Multifocal tDCS targeting the resting state motor network increases cortical excitability beyond traditional tDCS targeting unilateral motor cortex

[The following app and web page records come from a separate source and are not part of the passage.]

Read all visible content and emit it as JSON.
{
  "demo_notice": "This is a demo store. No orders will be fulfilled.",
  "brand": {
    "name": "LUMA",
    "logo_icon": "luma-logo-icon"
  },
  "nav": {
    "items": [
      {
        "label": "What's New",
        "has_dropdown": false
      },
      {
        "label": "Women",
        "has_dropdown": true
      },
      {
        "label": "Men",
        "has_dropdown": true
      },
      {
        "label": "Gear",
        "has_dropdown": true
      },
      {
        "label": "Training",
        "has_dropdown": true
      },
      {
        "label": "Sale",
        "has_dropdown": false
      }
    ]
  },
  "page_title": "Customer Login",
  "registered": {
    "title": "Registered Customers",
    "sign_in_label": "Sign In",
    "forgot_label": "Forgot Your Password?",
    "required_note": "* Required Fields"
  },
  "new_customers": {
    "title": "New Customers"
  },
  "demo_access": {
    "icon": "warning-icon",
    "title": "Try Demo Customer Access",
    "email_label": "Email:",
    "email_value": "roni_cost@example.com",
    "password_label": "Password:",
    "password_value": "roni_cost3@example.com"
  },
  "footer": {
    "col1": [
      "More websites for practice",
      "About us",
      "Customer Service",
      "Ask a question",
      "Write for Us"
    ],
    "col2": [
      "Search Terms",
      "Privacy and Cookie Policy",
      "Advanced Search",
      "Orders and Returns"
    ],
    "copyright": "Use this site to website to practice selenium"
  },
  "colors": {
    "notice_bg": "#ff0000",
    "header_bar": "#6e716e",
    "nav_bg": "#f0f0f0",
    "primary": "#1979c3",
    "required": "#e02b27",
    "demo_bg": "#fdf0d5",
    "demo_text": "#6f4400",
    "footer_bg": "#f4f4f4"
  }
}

Scientists and clinicians have traditionally targeted single brain regions with stimulation to modulate brain function and disease. However, brain regions do not operate in isolation, but interact with other regions through networks. As such, stimulation of one region may impact and be impacted by other regions in its network. Here we test whether the effects of brain stimulation can be enhanced by simultaneously targeting a region and its network, identified with resting state functional connectivity MRI. Fifteen healthy participants received two types of transcranial direct current stimulation (tDCS): a traditional two-electrode montage targeting a single brain region (left primary motor cortex [M1]) and a novel eight-electrode montage targeting this region and its associated resting state network. As a control, 8 participants also received multifocal tDCS mismatched to this network. Network-targeted tDCS more than doubled the increase in left M1 excitability over time compared to traditional tDCS and the multifocal control. Modeling studies suggest these results are unlikely to be due to tDCS effects on left M1 itself, however it is impossible to completely exclude this possibility. It also remains unclear whether multifocal tDCS targeting a network selectively modulates this network and which regions within the network are most responsible for observed effects. Despite these limitations, network-targeted tDCS appears to be a promising approach for enhancing tDCS effects beyond traditional stimulation targeting a single brain region. Future work is needed to test whether these results extend to other resting state networks and enhance behavioral or therapeutic effects.